Keep your code clean, as page layout is very important for screenreaders. Remember to use inline headings in your CSS to help users with screenreaders understand what your page is about. Stay away from using tables as the layout of your page, as they are difficult to interpret on a screenreader. Ensure that images on your site have alternative text and captions, as captions will help your images appear in a search of the site. On a web form, you should ensure that your error pages do not require users to re-enter data, as this increases their effort.
4) Tips for developers
Developing with accessibility in mind can be tricky, so collaborate and quality test with other developers and designers. You can have alternative designs for users, to give them options. For example, a drag and drop design can also include checkboxes as an alternative. Off-screen CSS is also a simple way to provide information for screenreaders only. For example, when colour or images imply information on your site, you can use off-screen CSS to identify the colour or relay additional information.
5) Accessibility Resources
Derek Featherstone– Check out Derek’s web talks about accessible design.
@webaxe– Podcast & blog about web accessibility. Techniques, theory, news, events, and more!
Thanks again to Ali and Dariusz for hosting such a great event!
Posted: February 17th, 2011 | Author: Mark Connolly | Filed under: Events | 2 Comments »
Wednesday March 2, 2010
12:00 to 1:00 pm
Quarry Integrated Communications
1440 King St North (large building on the riverbank, next to the bridge)
[Map and Directions]
March has turned into another bountiful month for uxWaterloo. While we have not yet announced details for our regular meeting in the third week of the month, today we’re excited to announce a special lunch hour event on Wednesday March 2.
Scott Berkun should be no stranger to uxWaterloo attendees, as he gave a talk on The Myths of Innovation at our February 2009 event. Actually, “gave a talk” does him a disservice. Scott’s presentation was entirely based on questions from the audience, and the event was an entertaining dialogue in which Scott shared his thoughts with a thoroughly engaged audience. And the event has a special place in our hearts here at uxWaterloo, as a photo that Scott took of his audience found its way into his 2009 book Confessions of a Public Speaker.

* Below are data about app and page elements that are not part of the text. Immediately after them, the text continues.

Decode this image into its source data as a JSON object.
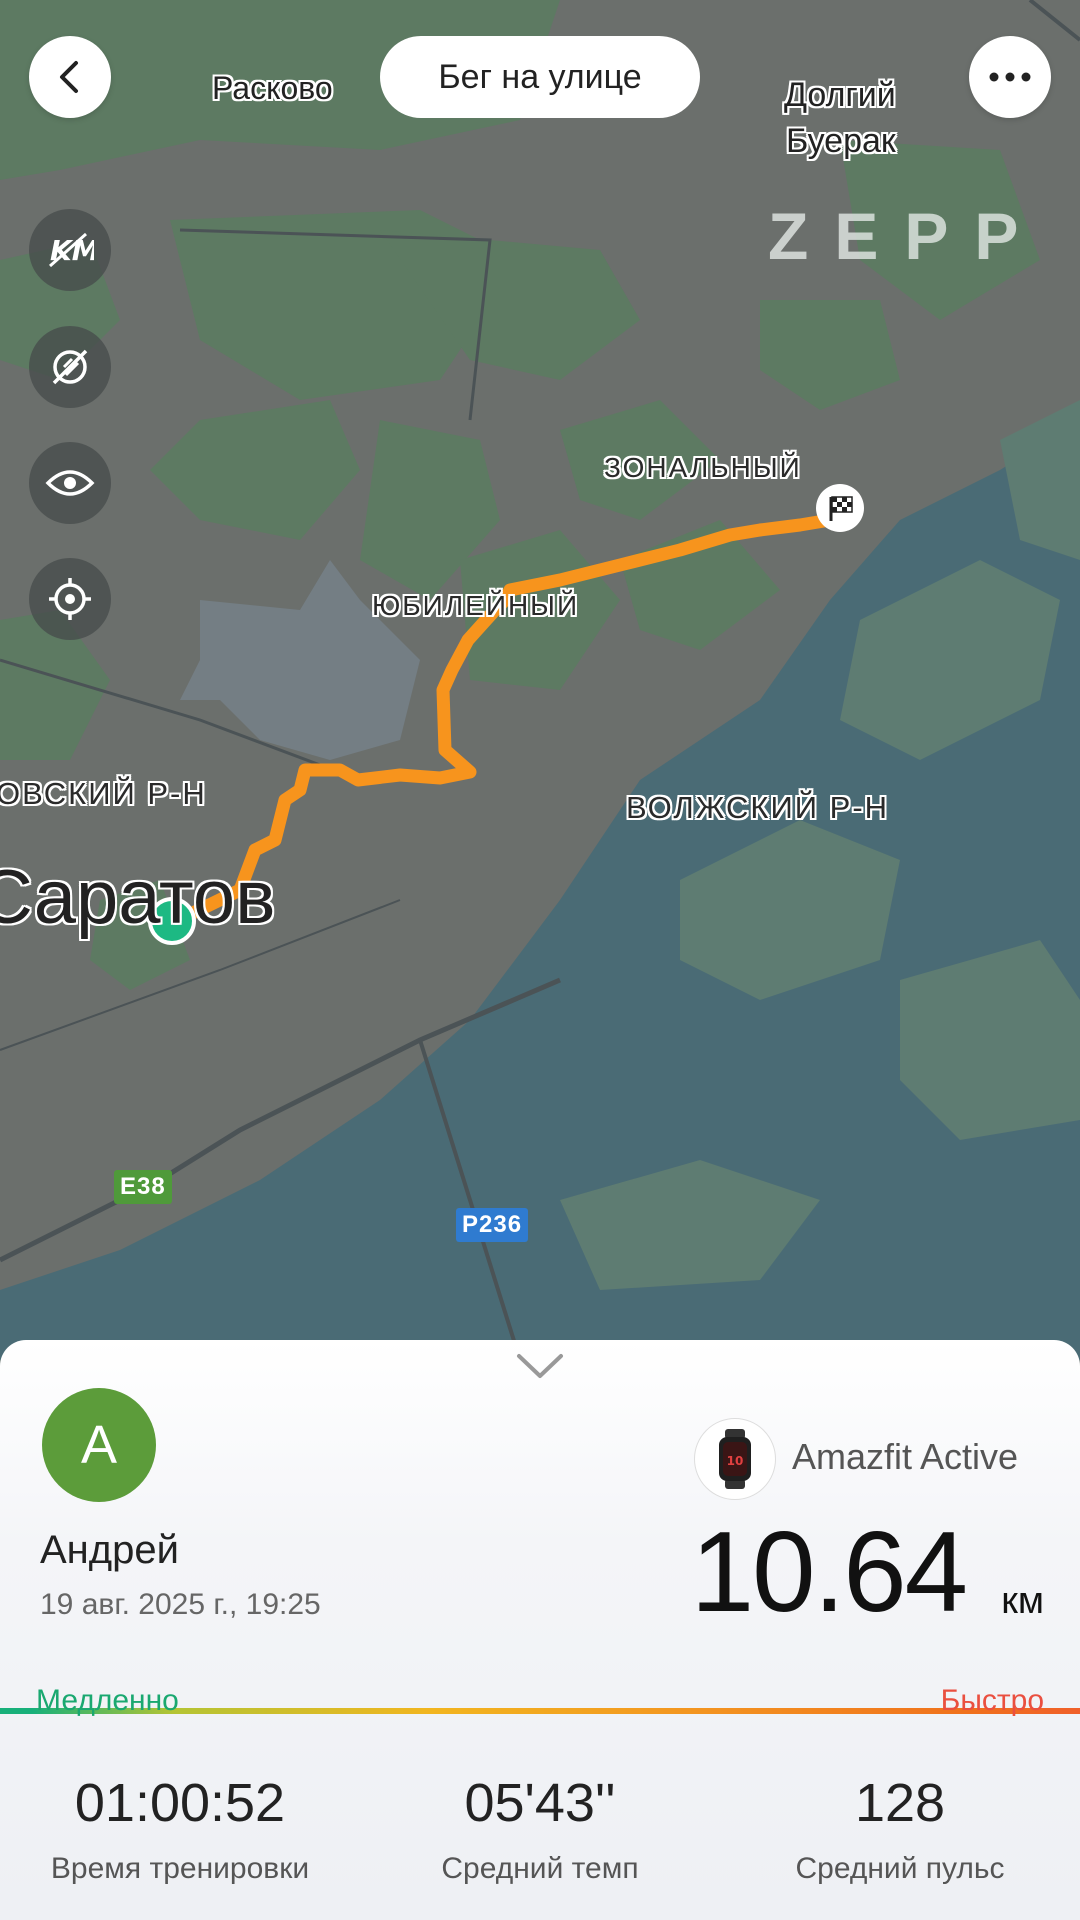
{
  "header": {
    "title": "Бег на улице",
    "back_icon": "chevron-left-icon",
    "more_icon": "more-horizontal-icon"
  },
  "map": {
    "labels": {
      "raskovo": "Расково",
      "dolgiy": "Долгий",
      "buerak": "Буерак",
      "zonalny": "ЗОНАЛЬНЫЙ",
      "yubileyny": "ЮБИЛЕЙНЫЙ",
      "volzhsky": "ВОЛЖСКИЙ Р-Н",
      "leninsky_partial": "ОВСКИЙ Р-Н",
      "saratov": "Саратов",
      "e38": "E38",
      "p236": "P236"
    },
    "watermark": "ZEPP",
    "tools": [
      "km-icon",
      "rotation-off-icon",
      "eye-icon",
      "locate-icon"
    ],
    "route_color": "#f7941d",
    "start_marker_color": "#1db983",
    "finish_icon": "checkered-flag-icon"
  },
  "sheet": {
    "collapse_icon": "chevron-down-icon",
    "avatar_letter": "A",
    "avatar_color": "#5c9c3a",
    "user_name": "Андрей",
    "date": "19 авг. 2025 г., 19:25",
    "device_name": "Amazfit Active",
    "device_icon": "smartwatch-icon",
    "distance": "10.64",
    "distance_unit": "км",
    "pace_slow_label": "Медленно",
    "pace_fast_label": "Быстро",
    "stats": [
      {
        "value": "01:00:52",
        "label": "Время тренировки"
      },
      {
        "value": "05'43''",
        "label": "Средний темп"
      },
      {
        "value": "128",
        "label": "Средний пульс"
      }
    ]
  }
}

For Scott’s March 2 visit, the theme is creative thinking hacks, and Scott has again suggested that the event be driven by questions from the audience. To that end, if you have any theme-related questions that you’d like Scott to answer, please feel free to add them into a comment on this post or bring them to the event. In fact, bring your lunch to the event too.
We have a couple of organizations to thank for their parts in making this event happen.
First, our friends at Communitech are bringing Scott to town for their Tech Leadership conference on March 2, and we appreciate their help in bringing Scott to this special uxWaterloo event.
Second, our friends at Quarry Integrated Communications generously offered to host the event at their lovely riverside offices in St. Jacobs. There’s plenty of parking there, and the atmosphere in the recently renovated space is quite suitable for the “creativity hacks” theme of the event.
Register today: seating is limited!